→ What is expected:
Print all of the data exactly as written.

→ Data shown:
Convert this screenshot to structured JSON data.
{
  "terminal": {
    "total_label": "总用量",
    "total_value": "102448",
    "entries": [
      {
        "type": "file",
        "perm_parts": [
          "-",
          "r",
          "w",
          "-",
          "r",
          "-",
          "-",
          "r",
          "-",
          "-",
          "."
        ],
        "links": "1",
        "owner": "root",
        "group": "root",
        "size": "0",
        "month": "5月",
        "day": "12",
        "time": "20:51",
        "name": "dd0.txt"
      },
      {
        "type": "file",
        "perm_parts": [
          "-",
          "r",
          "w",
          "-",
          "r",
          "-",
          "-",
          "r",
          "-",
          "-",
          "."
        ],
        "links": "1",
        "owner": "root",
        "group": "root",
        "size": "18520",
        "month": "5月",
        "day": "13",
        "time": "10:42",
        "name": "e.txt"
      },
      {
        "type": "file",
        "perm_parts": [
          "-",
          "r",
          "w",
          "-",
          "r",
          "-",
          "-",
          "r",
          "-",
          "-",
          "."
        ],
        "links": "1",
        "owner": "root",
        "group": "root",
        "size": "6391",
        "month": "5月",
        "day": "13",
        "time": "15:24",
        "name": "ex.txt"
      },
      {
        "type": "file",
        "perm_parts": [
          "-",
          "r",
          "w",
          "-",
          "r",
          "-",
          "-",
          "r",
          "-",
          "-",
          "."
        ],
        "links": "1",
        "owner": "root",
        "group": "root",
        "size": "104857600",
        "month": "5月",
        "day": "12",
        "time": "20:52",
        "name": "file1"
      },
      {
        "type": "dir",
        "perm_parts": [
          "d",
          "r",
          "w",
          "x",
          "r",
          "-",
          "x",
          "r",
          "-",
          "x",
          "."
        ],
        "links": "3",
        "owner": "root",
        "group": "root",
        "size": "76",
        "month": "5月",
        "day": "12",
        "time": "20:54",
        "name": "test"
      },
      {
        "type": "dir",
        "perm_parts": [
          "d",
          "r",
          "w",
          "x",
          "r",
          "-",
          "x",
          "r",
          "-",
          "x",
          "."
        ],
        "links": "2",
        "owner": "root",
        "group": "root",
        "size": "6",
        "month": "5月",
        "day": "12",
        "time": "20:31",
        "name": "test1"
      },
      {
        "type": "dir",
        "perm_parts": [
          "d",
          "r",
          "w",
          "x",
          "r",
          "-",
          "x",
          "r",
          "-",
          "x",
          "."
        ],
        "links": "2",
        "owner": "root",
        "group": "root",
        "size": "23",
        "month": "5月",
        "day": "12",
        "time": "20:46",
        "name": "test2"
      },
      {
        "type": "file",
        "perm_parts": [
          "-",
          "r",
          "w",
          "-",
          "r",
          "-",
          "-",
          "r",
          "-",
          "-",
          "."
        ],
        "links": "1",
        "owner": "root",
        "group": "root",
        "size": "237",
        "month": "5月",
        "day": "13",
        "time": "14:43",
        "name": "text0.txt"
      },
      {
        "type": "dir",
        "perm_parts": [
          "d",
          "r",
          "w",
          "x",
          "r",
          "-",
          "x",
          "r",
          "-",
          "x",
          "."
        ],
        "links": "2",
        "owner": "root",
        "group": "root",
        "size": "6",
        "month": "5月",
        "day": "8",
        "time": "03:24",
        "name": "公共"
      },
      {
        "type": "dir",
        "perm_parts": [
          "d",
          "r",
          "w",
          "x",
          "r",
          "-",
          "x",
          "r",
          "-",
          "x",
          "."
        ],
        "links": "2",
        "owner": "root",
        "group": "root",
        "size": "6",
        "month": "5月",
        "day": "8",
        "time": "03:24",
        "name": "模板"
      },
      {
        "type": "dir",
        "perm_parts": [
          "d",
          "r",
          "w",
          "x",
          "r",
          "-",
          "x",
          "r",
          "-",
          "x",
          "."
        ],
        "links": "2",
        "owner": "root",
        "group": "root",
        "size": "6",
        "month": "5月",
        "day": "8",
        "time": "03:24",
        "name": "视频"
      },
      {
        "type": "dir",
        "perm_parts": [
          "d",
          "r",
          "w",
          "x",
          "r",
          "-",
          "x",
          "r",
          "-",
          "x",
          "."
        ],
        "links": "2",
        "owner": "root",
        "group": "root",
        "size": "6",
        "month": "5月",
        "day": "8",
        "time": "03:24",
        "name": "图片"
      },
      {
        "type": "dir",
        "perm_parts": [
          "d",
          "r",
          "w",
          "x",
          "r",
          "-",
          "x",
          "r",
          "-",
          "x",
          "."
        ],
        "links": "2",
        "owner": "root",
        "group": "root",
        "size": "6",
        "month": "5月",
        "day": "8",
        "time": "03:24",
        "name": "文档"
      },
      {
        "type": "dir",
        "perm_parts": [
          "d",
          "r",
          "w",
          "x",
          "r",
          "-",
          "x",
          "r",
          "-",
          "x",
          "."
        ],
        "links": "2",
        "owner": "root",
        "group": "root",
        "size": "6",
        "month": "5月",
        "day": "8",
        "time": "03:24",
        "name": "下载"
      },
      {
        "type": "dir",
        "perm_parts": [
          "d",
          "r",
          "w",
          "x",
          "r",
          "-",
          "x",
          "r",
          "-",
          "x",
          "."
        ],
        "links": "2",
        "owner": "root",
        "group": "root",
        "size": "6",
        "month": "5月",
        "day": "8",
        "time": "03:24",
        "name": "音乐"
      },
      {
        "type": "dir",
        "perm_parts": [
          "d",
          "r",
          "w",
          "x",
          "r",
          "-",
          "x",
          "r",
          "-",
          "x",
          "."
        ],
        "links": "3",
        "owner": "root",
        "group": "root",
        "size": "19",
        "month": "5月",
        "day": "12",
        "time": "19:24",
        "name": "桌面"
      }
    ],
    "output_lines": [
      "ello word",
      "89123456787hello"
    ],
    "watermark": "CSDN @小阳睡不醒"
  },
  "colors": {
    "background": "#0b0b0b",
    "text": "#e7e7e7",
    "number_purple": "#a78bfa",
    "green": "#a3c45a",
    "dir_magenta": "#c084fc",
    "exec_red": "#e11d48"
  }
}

→ Completed exercise:
Convert this screenshot to structured JSON data.
{
  "terminal": {
    "total_label": "总用量",
    "total_value": "102448",
    "entries": [
      {
        "type": "file",
        "perm_parts": [
          "-",
          "r",
          "w",
          "-",
          "r",
          "-",
          "-",
          "r",
          "-",
          "-",
          "."
        ],
        "links": "1",
        "owner": "root",
        "group": "root",
        "size": "0",
        "month": "5月",
        "day": "12",
        "time": "20:51",
        "name": "dd0.txt"
      },
      {
        "type": "file",
        "perm_parts": [
          "-",
          "r",
          "w",
          "-",
          "r",
          "-",
          "-",
          "r",
          "-",
          "-",
          "."
        ],
        "links": "1",
        "owner": "root",
        "group": "root",
        "size": "18520",
        "month": "5月",
        "day": "13",
        "time": "10:42",
        "name": "e.txt"
      },
      {
        "type": "file",
        "perm_parts": [
          "-",
          "r",
          "w",
          "-",
          "r",
          "-",
          "-",
          "r",
          "-",
          "-",
          "."
        ],
        "links": "1",
        "owner": "root",
        "group": "root",
        "size": "6391",
        "month": "5月",
        "day": "13",
        "time": "15:24",
        "name": "ex.txt"
      },
      {
        "type": "file",
        "perm_parts": [
          "-",
          "r",
          "w",
          "-",
          "r",
          "-",
          "-",
          "r",
          "-",
          "-",
          "."
        ],
        "links": "1",
        "owner": "root",
        "group": "root",
        "size": "104857600",
        "month": "5月",
        "day": "12",
        "time": "20:52",
        "name": "file1"
      },
      {
        "type": "dir",
        "perm_parts": [
          "d",
          "r",
          "w",
          "x",
          "r",
          "-",
          "x",
          "r",
          "-",
          "x",
          "."
        ],
        "links": "3",
        "owner": "root",
        "group": "root",
        "size": "76",
        "month": "5月",
        "day": "12",
        "time": "20:54",
        "name": "test"
      },
      {
        "type": "dir",
        "perm_parts": [
          "d",
          "r",
          "w",
          "x",
          "r",
          "-",
          "x",
          "r",
          "-",
          "x",
          "."
        ],
        "links": "2",
        "owner": "root",
        "group": "root",
        "size": "6",
        "month": "5月",
        "day": "12",
        "time": "20:31",
        "name": "test1"
      },
      {
        "type": "dir",
        "perm_parts": [
          "d",
          "r",
          "w",
          "x",
          "r",
          "-",
          "x",
          "r",
          "-",
          "x",
          "."
        ],
        "links": "2",
        "owner": "root",
        "group": "root",
        "size": "23",
        "month": "5月",
        "day": "12",
        "time": "20:46",
        "name": "test2"
      },
      {
        "type": "file",
        "perm_parts": [
          "-",
          "r",
          "w",
          "-",
          "r",
          "-",
          "-",
          "r",
          "-",
          "-",
          "."
        ],
        "links": "1",
        "owner": "root",
        "group": "root",
        "size": "237",
        "month": "5月",
        "day": "13",
        "time": "14:43",
        "name": "text0.txt"
      },
      {
        "type": "dir",
        "perm_parts": [
          "d",
          "r",
          "w",
          "x",
          "r",
          "-",
          "x",
          "r",
          "-",
          "x",
          "."
        ],
        "links": "2",
        "owner": "root",
        "group": "root",
        "size": "6",
        "month": "5月",
        "day": "8",
        "time": "03:24",
        "name": "公共"
      },
      {
        "type": "dir",
        "perm_parts": [
          "d",
          "r",
          "w",
          "x",
          "r",
          "-",
          "x",
          "r",
          "-",
          "x",
          "."
        ],
        "links": "2",
        "owner": "root",
        "group": "root",
        "size": "6",
        "month": "5月",
        "day": "8",
        "time": "03:24",
        "name": "模板"
      },
      {
        "type": "dir",
        "perm_parts": [
          "d",
          "r",
          "w",
          "x",
          "r",
          "-",
          "x",
          "r",
          "-",
          "x",
          "."
        ],
        "links": "2",
        "owner": "root",
        "group": "root",
        "size": "6",
        "month": "5月",
        "day": "8",
        "time": "03:24",
        "name": "视频"
      },
      {
        "type": "dir",
        "perm_parts": [
          "d",
          "r",
          "w",
          "x",
          "r",
          "-",
          "x",
          "r",
          "-",
          "x",
          "."
        ],
        "links": "2",
        "owner": "root",
        "group": "root",
        "size": "6",
        "month": "5月",
        "day": "8",
        "time": "03:24",
        "name": "图片"
      },
      {
        "type": "dir",
        "perm_parts": [
          "d",
          "r",
          "w",
          "x",
          "r",
          "-",
          "x",
          "r",
          "-",
          "x",
          "."
        ],
        "links": "2",
        "owner": "root",
        "group": "root",
        "size": "6",
        "month": "5月",
        "day": "8",
        "time": "03:24",
        "name": "文档"
      },
      {
        "type": "dir",
        "perm_parts": [
          "d",
          "r",
          "w",
          "x",
          "r",
          "-",
          "x",
          "r",
          "-",
          "x",
          "."
        ],
        "links": "2",
        "owner": "root",
        "group": "root",
        "size": "6",
        "month": "5月",
        "day": "8",
        "time": "03:24",
        "name": "下载"
      },
      {
        "type": "dir",
        "perm_parts": [
          "d",
          "r",
          "w",
          "x",
          "r",
          "-",
          "x",
          "r",
          "-",
          "x",
          "."
        ],
        "links": "2",
        "owner": "root",
        "group": "root",
        "size": "6",
        "month": "5月",
        "day": "8",
        "time": "03:24",
        "name": "音乐"
      },
      {
        "type": "dir",
        "perm_parts": [
          "d",
          "r",
          "w",
          "x",
          "r",
          "-",
          "x",
          "r",
          "-",
          "x",
          "."
        ],
        "links": "3",
        "owner": "root",
        "group": "root",
        "size": "19",
        "month": "5月",
        "day": "12",
        "time": "19:24",
        "name": "桌面"
      }
    ],
    "output_lines": [
      "ello word",
      "89123456787hello"
    ],
    "watermark": "CSDN @小阳睡不醒"
  },
  "colors": {
    "background": "#0b0b0b",
    "text": "#e7e7e7",
    "number_purple": "#a78bfa",
    "green": "#a3c45a",
    "dir_magenta": "#c084fc",
    "exec_red": "#e11d48"
  }
}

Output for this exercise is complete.